> _Task description_
Extract all records. Keep each one exact.

START Working data

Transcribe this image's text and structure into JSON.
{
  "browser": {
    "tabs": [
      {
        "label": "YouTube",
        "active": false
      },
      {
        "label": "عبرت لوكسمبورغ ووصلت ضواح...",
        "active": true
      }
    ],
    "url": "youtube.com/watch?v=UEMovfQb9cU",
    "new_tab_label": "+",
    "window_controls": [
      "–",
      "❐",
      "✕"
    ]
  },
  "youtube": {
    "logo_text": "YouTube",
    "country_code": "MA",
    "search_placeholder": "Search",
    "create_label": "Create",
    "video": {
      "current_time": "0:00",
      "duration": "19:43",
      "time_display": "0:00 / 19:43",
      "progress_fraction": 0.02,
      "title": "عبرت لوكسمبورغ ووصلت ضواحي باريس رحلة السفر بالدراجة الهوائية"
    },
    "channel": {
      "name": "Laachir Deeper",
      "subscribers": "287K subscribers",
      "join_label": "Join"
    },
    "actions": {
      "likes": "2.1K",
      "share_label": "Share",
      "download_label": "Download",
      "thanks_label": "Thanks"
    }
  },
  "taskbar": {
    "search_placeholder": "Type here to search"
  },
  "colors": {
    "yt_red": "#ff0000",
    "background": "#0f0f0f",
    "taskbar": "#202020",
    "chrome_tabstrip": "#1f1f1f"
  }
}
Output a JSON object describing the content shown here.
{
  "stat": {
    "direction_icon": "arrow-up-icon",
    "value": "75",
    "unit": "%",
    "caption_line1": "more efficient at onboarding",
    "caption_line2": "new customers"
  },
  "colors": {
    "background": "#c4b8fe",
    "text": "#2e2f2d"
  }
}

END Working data

> _The completed task_
Transcribe this image's text and structure into JSON.
{
  "browser": {
    "tabs": [
      {
        "label": "YouTube",
        "active": false
      },
      {
        "label": "عبرت لوكسمبورغ ووصلت ضواح...",
        "active": true
      }
    ],
    "url": "youtube.com/watch?v=UEMovfQb9cU",
    "new_tab_label": "+",
    "window_controls": [
      "–",
      "❐",
      "✕"
    ]
  },
  "youtube": {
    "logo_text": "YouTube",
    "country_code": "MA",
    "search_placeholder": "Search",
    "create_label": "Create",
    "video": {
      "current_time": "0:00",
      "duration": "19:43",
      "time_display": "0:00 / 19:43",
      "progress_fraction": 0.02,
      "title": "عبرت لوكسمبورغ ووصلت ضواحي باريس رحلة السفر بالدراجة الهوائية"
    },
    "channel": {
      "name": "Laachir Deeper",
      "subscribers": "287K subscribers",
      "join_label": "Join"
    },
    "actions": {
      "likes": "2.1K",
      "share_label": "Share",
      "download_label": "Download",
      "thanks_label": "Thanks"
    }
  },
  "taskbar": {
    "search_placeholder": "Type here to search"
  },
  "colors": {
    "yt_red": "#ff0000",
    "background": "#0f0f0f",
    "taskbar": "#202020",
    "chrome_tabstrip": "#1f1f1f"
  }
}
Output a JSON object describing the content shown here.
{
  "stat": {
    "direction_icon": "arrow-up-icon",
    "value": "75",
    "unit": "%",
    "caption_line1": "more efficient at onboarding",
    "caption_line2": "new customers"
  },
  "colors": {
    "background": "#c4b8fe",
    "text": "#2e2f2d"
  }
}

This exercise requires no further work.